··· Source data

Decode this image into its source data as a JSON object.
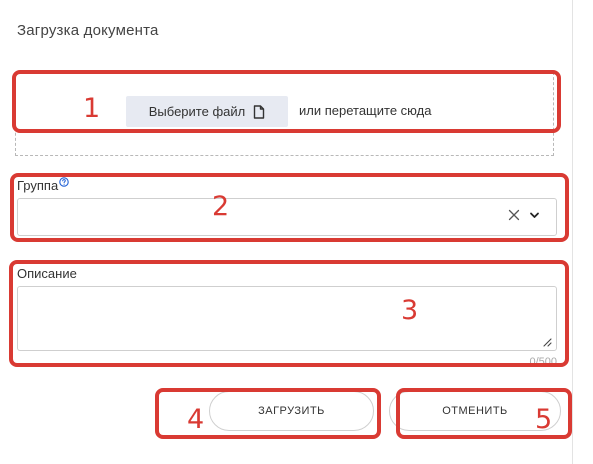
{
  "dialog": {
    "title": "Загрузка документа"
  },
  "upload": {
    "choose_label": "Выберите файл",
    "drop_hint": "или перетащите сюда"
  },
  "group": {
    "label": "Группа",
    "value": ""
  },
  "description": {
    "label": "Описание",
    "value": "",
    "counter": "0/500"
  },
  "actions": {
    "upload_label": "ЗАГРУЗИТЬ",
    "cancel_label": "ОТМЕНИТЬ"
  },
  "annotations": {
    "n1": "1",
    "n2": "2",
    "n3": "3",
    "n4": "4",
    "n5": "5"
  },
  "colors": {
    "annotation": "#d93a33",
    "button_bg": "#e7eaf2",
    "help_icon": "#1f5fd6"
  },
  "icons": {
    "file": "file-icon",
    "help": "help-icon",
    "clear": "clear-icon",
    "chevron": "chevron-down-icon",
    "resize": "resize-handle-icon"
  }
}
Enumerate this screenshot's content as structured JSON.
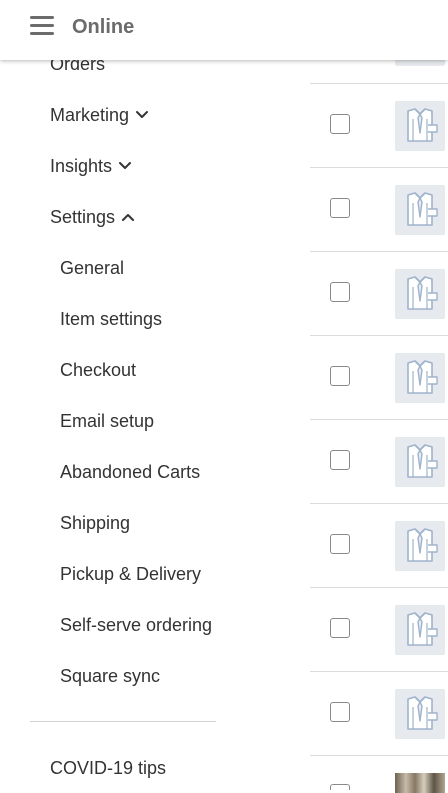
{
  "header": {
    "title": "Online"
  },
  "nav": {
    "items": [
      {
        "label": "Orders"
      },
      {
        "label": "Marketing",
        "expanded": false
      },
      {
        "label": "Insights",
        "expanded": false
      },
      {
        "label": "Settings",
        "expanded": true
      }
    ],
    "settings_subitems": [
      {
        "label": "General"
      },
      {
        "label": "Item settings"
      },
      {
        "label": "Checkout"
      },
      {
        "label": "Email setup"
      },
      {
        "label": "Abandoned Carts"
      },
      {
        "label": "Shipping"
      },
      {
        "label": "Pickup & Delivery"
      },
      {
        "label": "Self-serve ordering"
      },
      {
        "label": "Square sync"
      }
    ],
    "footer_item": {
      "label": "COVID-19 tips"
    }
  },
  "item_list": {
    "rows": [
      {
        "checked": false,
        "thumbnail": "shirt-placeholder-icon"
      },
      {
        "checked": false,
        "thumbnail": "shirt-placeholder-icon"
      },
      {
        "checked": false,
        "thumbnail": "shirt-placeholder-icon"
      },
      {
        "checked": false,
        "thumbnail": "shirt-placeholder-icon"
      },
      {
        "checked": false,
        "thumbnail": "shirt-placeholder-icon"
      },
      {
        "checked": false,
        "thumbnail": "shirt-placeholder-icon"
      },
      {
        "checked": false,
        "thumbnail": "shirt-placeholder-icon"
      },
      {
        "checked": false,
        "thumbnail": "shirt-placeholder-icon"
      },
      {
        "checked": false,
        "thumbnail": "product-photo"
      }
    ]
  },
  "colors": {
    "text": "#333333",
    "header_text": "#6b6b6b",
    "divider": "#dcdcdc",
    "thumbnail_bg": "#e6e9ee",
    "icon_stroke": "#9fb3cb"
  }
}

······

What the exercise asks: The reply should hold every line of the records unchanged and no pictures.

Result of the task:
Decode this image into its source data as a JSON object.
{
  "dialog": {
    "title": "Загрузка документа"
  },
  "upload": {
    "choose_label": "Выберите файл",
    "drop_hint": "или перетащите сюда"
  },
  "group": {
    "label": "Группа",
    "value": ""
  },
  "description": {
    "label": "Описание",
    "value": "",
    "counter": "0/500"
  },
  "actions": {
    "upload_label": "ЗАГРУЗИТЬ",
    "cancel_label": "ОТМЕНИТЬ"
  },
  "annotations": {
    "n1": "1",
    "n2": "2",
    "n3": "3",
    "n4": "4",
    "n5": "5"
  },
  "colors": {
    "annotation": "#d93a33",
    "button_bg": "#e7eaf2",
    "help_icon": "#1f5fd6"
  },
  "icons": {
    "file": "file-icon",
    "help": "help-icon",
    "clear": "clear-icon",
    "chevron": "chevron-down-icon",
    "resize": "resize-handle-icon"
  }
}
Enumerate this screenshot's content as structured JSON.
{
  "header": {
    "title": "Online"
  },
  "nav": {
    "items": [
      {
        "label": "Orders"
      },
      {
        "label": "Marketing",
        "expanded": false
      },
      {
        "label": "Insights",
        "expanded": false
      },
      {
        "label": "Settings",
        "expanded": true
      }
    ],
    "settings_subitems": [
      {
        "label": "General"
      },
      {
        "label": "Item settings"
      },
      {
        "label": "Checkout"
      },
      {
        "label": "Email setup"
      },
      {
        "label": "Abandoned Carts"
      },
      {
        "label": "Shipping"
      },
      {
        "label": "Pickup & Delivery"
      },
      {
        "label": "Self-serve ordering"
      },
      {
        "label": "Square sync"
      }
    ],
    "footer_item": {
      "label": "COVID-19 tips"
    }
  },
  "item_list": {
    "rows": [
      {
        "checked": false,
        "thumbnail": "shirt-placeholder-icon"
      },
      {
        "checked": false,
        "thumbnail": "shirt-placeholder-icon"
      },
      {
        "checked": false,
        "thumbnail": "shirt-placeholder-icon"
      },
      {
        "checked": false,
        "thumbnail": "shirt-placeholder-icon"
      },
      {
        "checked": false,
        "thumbnail": "shirt-placeholder-icon"
      },
      {
        "checked": false,
        "thumbnail": "shirt-placeholder-icon"
      },
      {
        "checked": false,
        "thumbnail": "shirt-placeholder-icon"
      },
      {
        "checked": false,
        "thumbnail": "shirt-placeholder-icon"
      },
      {
        "checked": false,
        "thumbnail": "product-photo"
      }
    ]
  },
  "colors": {
    "text": "#333333",
    "header_text": "#6b6b6b",
    "divider": "#dcdcdc",
    "thumbnail_bg": "#e6e9ee",
    "icon_stroke": "#9fb3cb"
  }
}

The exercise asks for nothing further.